Scan the data below and state the number of lines that include the word "dates", adding no comment.

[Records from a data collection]
:::::

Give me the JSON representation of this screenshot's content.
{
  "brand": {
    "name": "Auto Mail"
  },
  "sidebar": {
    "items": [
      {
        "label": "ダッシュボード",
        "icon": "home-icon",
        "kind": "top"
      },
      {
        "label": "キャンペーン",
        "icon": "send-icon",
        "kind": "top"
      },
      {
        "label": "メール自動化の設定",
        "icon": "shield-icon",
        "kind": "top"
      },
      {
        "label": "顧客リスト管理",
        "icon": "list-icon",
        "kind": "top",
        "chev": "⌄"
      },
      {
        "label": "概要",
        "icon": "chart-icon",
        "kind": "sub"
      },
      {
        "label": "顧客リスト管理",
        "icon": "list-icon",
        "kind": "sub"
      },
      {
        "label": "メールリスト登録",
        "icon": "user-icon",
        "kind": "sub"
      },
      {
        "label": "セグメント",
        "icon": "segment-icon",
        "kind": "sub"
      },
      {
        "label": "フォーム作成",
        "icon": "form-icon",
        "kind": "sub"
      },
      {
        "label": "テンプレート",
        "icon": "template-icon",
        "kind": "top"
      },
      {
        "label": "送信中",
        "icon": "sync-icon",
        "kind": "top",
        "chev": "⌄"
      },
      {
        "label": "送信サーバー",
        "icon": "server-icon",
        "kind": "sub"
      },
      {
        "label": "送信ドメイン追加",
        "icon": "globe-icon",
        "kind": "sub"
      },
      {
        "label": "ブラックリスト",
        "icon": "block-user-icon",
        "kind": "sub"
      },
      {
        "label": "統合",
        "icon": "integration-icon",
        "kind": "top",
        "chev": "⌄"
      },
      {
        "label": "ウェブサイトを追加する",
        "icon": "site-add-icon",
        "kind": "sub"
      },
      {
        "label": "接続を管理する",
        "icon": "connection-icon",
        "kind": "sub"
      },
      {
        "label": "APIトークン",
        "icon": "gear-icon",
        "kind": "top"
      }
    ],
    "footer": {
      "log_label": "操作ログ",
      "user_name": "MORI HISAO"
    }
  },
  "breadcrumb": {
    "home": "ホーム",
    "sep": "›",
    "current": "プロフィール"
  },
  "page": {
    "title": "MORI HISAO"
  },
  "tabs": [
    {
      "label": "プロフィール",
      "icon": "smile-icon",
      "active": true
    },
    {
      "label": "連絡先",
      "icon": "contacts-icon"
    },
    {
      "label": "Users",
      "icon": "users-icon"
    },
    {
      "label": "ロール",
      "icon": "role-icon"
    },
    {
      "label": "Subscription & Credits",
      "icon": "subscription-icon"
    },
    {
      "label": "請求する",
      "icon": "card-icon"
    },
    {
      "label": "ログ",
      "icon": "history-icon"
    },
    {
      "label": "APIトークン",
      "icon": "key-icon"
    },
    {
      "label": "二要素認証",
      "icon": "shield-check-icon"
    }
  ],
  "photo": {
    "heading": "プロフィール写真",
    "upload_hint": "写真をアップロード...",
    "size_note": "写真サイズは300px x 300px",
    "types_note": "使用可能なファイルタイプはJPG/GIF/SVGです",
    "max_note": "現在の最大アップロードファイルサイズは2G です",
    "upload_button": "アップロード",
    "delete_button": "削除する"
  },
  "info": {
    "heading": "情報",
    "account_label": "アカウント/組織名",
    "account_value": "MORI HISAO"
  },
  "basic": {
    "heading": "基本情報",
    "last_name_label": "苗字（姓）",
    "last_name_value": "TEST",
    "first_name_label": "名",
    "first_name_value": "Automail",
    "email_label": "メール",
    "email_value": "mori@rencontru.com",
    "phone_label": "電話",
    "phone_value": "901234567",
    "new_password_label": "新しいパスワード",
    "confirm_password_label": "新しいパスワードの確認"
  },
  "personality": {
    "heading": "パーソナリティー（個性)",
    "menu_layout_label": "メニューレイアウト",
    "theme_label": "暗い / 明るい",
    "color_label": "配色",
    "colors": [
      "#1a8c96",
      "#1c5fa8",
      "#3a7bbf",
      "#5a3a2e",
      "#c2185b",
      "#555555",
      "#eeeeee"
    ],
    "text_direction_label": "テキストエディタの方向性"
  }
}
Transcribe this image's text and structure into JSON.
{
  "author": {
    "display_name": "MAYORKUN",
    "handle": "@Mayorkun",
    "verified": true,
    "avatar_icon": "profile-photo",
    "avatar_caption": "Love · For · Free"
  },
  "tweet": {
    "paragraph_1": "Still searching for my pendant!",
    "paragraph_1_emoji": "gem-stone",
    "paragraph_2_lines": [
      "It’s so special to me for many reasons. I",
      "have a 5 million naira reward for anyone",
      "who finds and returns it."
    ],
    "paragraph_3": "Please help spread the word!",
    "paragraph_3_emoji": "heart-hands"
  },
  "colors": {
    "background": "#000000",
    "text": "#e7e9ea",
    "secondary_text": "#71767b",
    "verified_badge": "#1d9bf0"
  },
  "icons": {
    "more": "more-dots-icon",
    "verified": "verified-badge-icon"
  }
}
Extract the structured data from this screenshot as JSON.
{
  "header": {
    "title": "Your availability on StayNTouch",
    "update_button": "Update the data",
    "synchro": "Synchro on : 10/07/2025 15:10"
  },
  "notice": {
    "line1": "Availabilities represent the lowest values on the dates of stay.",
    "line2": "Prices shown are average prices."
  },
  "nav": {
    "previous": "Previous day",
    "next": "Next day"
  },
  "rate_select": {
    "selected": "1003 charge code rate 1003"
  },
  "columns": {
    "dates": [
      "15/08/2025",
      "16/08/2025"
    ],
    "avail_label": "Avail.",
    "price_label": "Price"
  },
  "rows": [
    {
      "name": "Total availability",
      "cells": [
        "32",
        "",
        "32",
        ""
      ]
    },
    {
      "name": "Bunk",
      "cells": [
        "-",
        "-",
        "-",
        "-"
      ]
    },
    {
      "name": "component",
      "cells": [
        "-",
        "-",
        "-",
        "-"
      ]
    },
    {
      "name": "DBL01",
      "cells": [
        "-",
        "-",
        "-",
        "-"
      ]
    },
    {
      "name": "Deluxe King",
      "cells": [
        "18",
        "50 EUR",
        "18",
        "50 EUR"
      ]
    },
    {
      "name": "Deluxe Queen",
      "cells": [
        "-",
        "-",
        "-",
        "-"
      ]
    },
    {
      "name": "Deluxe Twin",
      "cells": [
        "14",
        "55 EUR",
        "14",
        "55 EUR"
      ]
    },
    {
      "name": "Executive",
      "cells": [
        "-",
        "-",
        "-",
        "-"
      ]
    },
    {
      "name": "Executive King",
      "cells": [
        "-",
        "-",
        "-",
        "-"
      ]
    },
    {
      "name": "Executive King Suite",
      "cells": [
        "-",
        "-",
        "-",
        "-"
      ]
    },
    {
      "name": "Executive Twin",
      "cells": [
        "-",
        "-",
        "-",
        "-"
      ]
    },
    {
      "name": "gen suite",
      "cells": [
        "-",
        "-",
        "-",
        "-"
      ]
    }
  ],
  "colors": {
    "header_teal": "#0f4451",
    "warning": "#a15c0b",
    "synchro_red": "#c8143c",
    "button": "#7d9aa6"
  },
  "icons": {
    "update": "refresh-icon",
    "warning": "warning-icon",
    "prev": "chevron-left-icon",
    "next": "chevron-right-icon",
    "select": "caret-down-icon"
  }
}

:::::

FINISHED TASK:
2